Speaking yesterday in the Kenyan capital, Nairobi, at the start of a 10-day tour of the Great Lakes region, Mrs Ogata said the need for aid to refugees in Kosovo should not overshadow the requirements of victims of other conflicts.
"Kosovo as an emergency appeal is getting a quicker response because of its proximity to important aid agencies, the media and world powers. Some of the [African] programmes do not get money, especially dragged- on refugee situations that do not lead to solutions.
"The Europeans are very much interested in Kosovo refugees. Maybe they are less interested in Africa," she said.
According to UN figures, 15 times more money - $1.60 (pounds 1) - is spent each day on each refugee from Kosovo, than on each African in a similar situation (11 cents or 7 pence). The UNHCR devotes 50 per cent of its resources to African refugees.

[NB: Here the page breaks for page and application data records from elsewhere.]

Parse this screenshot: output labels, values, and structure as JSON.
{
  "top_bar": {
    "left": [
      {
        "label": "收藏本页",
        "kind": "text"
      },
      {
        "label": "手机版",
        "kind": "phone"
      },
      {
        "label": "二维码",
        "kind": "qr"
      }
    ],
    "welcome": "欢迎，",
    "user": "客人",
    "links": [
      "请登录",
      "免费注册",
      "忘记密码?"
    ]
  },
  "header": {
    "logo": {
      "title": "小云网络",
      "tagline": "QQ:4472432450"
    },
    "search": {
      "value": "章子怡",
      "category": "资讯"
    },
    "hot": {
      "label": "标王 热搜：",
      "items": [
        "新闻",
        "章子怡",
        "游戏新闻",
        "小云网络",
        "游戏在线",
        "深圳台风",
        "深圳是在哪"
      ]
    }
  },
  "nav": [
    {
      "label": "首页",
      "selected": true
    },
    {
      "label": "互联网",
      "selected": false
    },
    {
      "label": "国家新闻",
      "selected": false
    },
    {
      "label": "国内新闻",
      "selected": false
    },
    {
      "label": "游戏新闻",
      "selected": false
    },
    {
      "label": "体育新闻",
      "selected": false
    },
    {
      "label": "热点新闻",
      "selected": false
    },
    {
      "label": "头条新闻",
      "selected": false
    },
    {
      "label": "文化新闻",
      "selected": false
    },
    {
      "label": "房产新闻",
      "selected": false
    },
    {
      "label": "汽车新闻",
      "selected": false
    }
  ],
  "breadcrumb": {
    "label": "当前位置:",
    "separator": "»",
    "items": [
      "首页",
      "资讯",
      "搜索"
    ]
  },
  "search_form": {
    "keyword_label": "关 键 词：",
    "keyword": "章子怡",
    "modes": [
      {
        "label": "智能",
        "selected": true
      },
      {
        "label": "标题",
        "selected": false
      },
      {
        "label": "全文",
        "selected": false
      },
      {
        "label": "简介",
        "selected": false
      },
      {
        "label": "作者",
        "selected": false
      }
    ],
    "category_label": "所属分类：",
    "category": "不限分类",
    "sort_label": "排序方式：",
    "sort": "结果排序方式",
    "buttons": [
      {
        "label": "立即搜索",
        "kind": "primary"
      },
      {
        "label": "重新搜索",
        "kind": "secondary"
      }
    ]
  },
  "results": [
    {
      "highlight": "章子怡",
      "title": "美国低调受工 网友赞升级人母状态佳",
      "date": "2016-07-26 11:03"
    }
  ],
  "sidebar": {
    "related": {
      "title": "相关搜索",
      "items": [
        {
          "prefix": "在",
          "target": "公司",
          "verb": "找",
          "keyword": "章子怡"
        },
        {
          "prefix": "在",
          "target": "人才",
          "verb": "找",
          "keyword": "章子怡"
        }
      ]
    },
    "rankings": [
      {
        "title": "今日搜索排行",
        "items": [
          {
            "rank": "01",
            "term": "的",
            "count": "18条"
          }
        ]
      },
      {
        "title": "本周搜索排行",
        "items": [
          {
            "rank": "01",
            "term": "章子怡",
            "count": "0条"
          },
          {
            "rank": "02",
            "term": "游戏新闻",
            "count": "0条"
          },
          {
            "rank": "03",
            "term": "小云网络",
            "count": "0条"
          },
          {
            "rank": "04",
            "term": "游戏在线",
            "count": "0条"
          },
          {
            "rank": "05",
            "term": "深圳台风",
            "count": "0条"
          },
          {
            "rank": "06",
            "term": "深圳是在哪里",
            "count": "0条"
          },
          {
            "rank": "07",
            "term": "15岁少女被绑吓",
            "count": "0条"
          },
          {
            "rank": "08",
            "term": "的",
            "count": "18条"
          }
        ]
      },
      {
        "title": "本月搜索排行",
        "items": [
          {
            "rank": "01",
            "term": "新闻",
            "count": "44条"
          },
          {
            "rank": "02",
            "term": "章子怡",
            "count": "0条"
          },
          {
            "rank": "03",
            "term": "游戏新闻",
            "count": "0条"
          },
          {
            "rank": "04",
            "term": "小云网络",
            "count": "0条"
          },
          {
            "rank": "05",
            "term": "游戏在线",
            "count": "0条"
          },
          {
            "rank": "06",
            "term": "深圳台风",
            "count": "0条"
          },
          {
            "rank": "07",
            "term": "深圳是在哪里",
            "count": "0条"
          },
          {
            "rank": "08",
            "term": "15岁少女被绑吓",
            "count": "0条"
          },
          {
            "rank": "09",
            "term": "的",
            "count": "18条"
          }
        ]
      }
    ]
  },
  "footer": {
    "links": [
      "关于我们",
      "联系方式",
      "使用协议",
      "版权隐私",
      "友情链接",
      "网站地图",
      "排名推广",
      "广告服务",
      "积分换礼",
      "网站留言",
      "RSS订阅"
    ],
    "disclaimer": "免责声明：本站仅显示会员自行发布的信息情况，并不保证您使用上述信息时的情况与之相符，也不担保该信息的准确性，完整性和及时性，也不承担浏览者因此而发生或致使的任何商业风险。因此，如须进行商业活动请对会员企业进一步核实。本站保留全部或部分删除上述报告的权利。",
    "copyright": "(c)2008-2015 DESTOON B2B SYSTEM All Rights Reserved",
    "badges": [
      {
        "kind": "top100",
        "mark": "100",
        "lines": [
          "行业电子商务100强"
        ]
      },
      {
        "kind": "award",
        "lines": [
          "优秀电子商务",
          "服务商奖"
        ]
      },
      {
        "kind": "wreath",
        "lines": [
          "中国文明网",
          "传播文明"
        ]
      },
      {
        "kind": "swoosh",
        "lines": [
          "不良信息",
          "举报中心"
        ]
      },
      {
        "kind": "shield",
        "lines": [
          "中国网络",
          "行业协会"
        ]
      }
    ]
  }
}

Mrs Ogata's tour is to include Rwanda, Burundi and the Democratic Republic of Congo (DRC).
Tens of thousands of people have fled eastern Congo for Tanzania since rebels began a campaign 11 months ago against President Laurent Kabila.
Both Burundi and Rwanda have seen decades of political unrest which has forced hundreds of thousands of people to seek refuge abroad, mostly in Tanzania. Mrs Ogata's trip will also take her to a camp in Congo which is home to about 145,000 refugees from Angola's 24-year civil war.
Mrs Ogata said there were currently 700,000 refugees in the Great Lakes region but that the crisis was more than one of statistics.
"It is really not just a question of numbers but of the complexities, the impact on the whole stability of the region, the misery of the people," she said.
According to UN figures from the beginning of this year, Africa has 3.3 million refugees and 2.1 million people who are displaced within their own countries. The total represents about one-third of the world's 16.8 million refugees and displaced people.
Mrs Ogata's visit coincided with Africa Refugee Day on Sunday which marked the anniversary of the signing of the African Refugee Convention by African nations. Thirty years later, the number of African refugees continues to rise.
Calling the anniversary a "sad day for Africa", Kenya's independent Sunday Nation newspaper lambasted Africa's leaders for the ongoing refugee crises.
"African leaders must see in the 3.3 million African refugees evidence of their failure to reconcile the continent and rise to the call of the myriad of problems that bedevil it," the newspaper said in its lead editorial. "The time has come for Africa to stop being a manufacturer of wars and refugees."
The East African Standard, Kenya's second daily, added that the international community "has been fairly generous so far", but warned that African countries, after more than 30 years of independence from colonial rule, had to begin looking after their own affairs.
Congolese rebels arrived in the Zambian capital, Lusaka, yesterday ahead of a ceasefire summit on Saturday.